I have a new intellectual crush on LA Times TV critic Mary McNamara. She’s a feminist who’s not afraid to bring the sass and the cheek like a blogger. Check out the analysis she published today, inspired by her irritation at two television shows, Homeland and Jane the Virgin, headlined “The Tyranny of Maternity on TV.”
Although two very different shows with different audiences, “they share a troubling and unexpected theme: Socially Enforced Motherhood.” In other words, “despite their contrasting tone, form and intent, both shows insist that, deep down, every woman wants a child no matter the conditions, even when the woman in question has made it very clear that she does not feel this way at all.”
First, we have Homeland‘s Carrie Mathison, played by Claire Danes,
For months, she denied the existence of the pregnancy, and then did not abort due mostly to psychological inertia and the writers’ need for her to have something nice to tell Brody just before his death. But Carrie never wanted the baby and, in fact, planned to put him or her up for adoption, a decision that shocked her sister, who then convinced her not to do this.
The same sister who, at the opening of Season 4, expressed intense frustration over the fact that Carrie still doesn’t want to be a mother. “You bring a child into this world, you take responsibility,” she says in the premiere, referring to the child Carrie, you know, wanted to put up for adoption. “There isn’t even a diagnosis for what’s wrong with you,” she adds, when Carrie fails to bond with baby Franny.
Yes, there is, it’s called Not Wanting to Have a Child. Something that might have been synonymous with insanity during the Inquisition but should not be so now.
Not that anyone told the writers, who could not resist throwing in a tempest-provoking scene in which Carrie contemplated drowning the baby. See? Insane.
The premise for Jane the Virgin is even more nonsensical:

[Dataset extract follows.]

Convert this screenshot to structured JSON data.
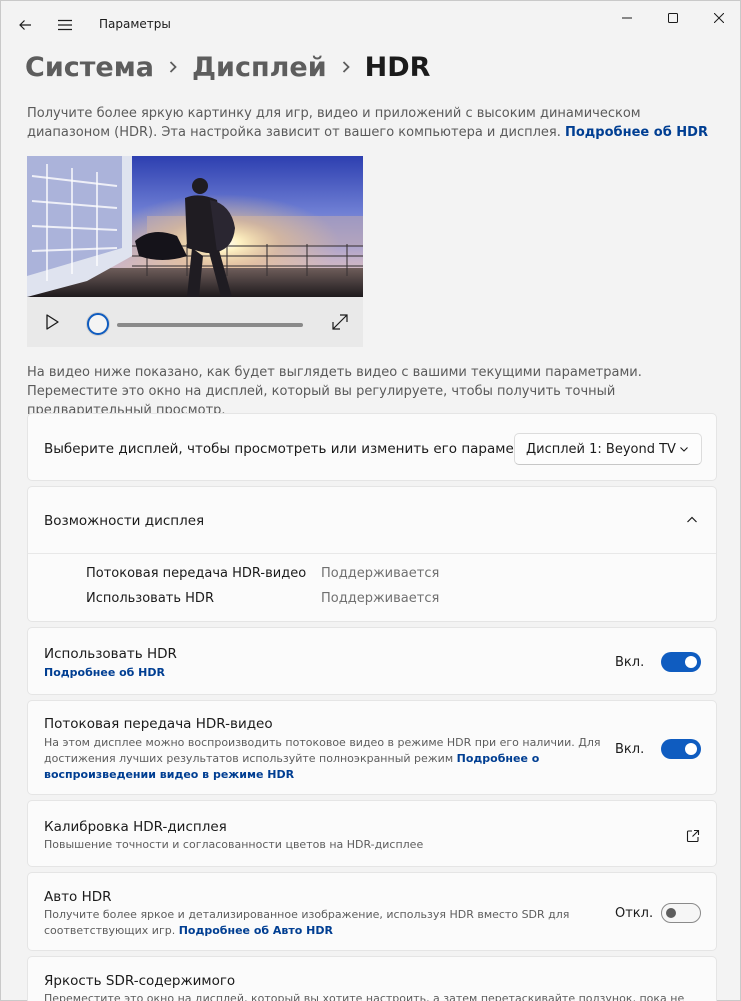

“Jane the Virgin” opened Monday on the CW with a young woman so determined to avoid an unplanned pregnancy that she has remained a virgin into her 20s. At which point she is accidentally impregnated by a relationship-preoccupied OB/GYN! Hahahahahaha. A pregnant virgin!
So funny. Almost as funny as the social and personal fallout of actual “accidents” at fertility clinics, which dominate the news even as “Jane the Virgin” premiered.
But it’s OK because the show is based on a popular telenovela, which means billboards wink and TV characters come to life, so all those humor-challenged feminists can just back off: This is just a “fairy tale,” and we know fairy tales have never been used to dictate social mores or control behavior.
Jane must decide to have this baby because otherwise there is no show. So this tragic accident/instance of heinous medical malpractice is presented as a Huge Gift, a corrective to her previous plan of, you know, establishing a career and generally controlling her own life.
In sum, “there are so many things wrong with this scenario, it’s hard to know where to begin. First when did adoption become an evil to be avoided at all costs? (“Dear Adopted Kids: Sorry! Love, TV.”) Second, when did having a child under any circumstance become the most important and precious thing a woman could do?”
But here’s the best part. She refuses to mobilize her own motherhood in defense of her analysis:
A mother myself, I understand … wait, you know what? Never mind. The fact that I feel the need to use my own choices to establish legitimacy just proves my point. In a world teeming with overpopulation issues, too many of us still view women who don’t want to have children as broken and/or misguided.
They must hate children, have experienced great trauma or be irredeemably selfish; the best-case scenario is that they’re just not aware of how Truly Transcendent parenthood is and What They Will Miss if they don’t experience it themselves.
Busy day, gotta fly, but read the whole thing and have at it in the comments, especially if you’ve actually watched these shows (and I have not!)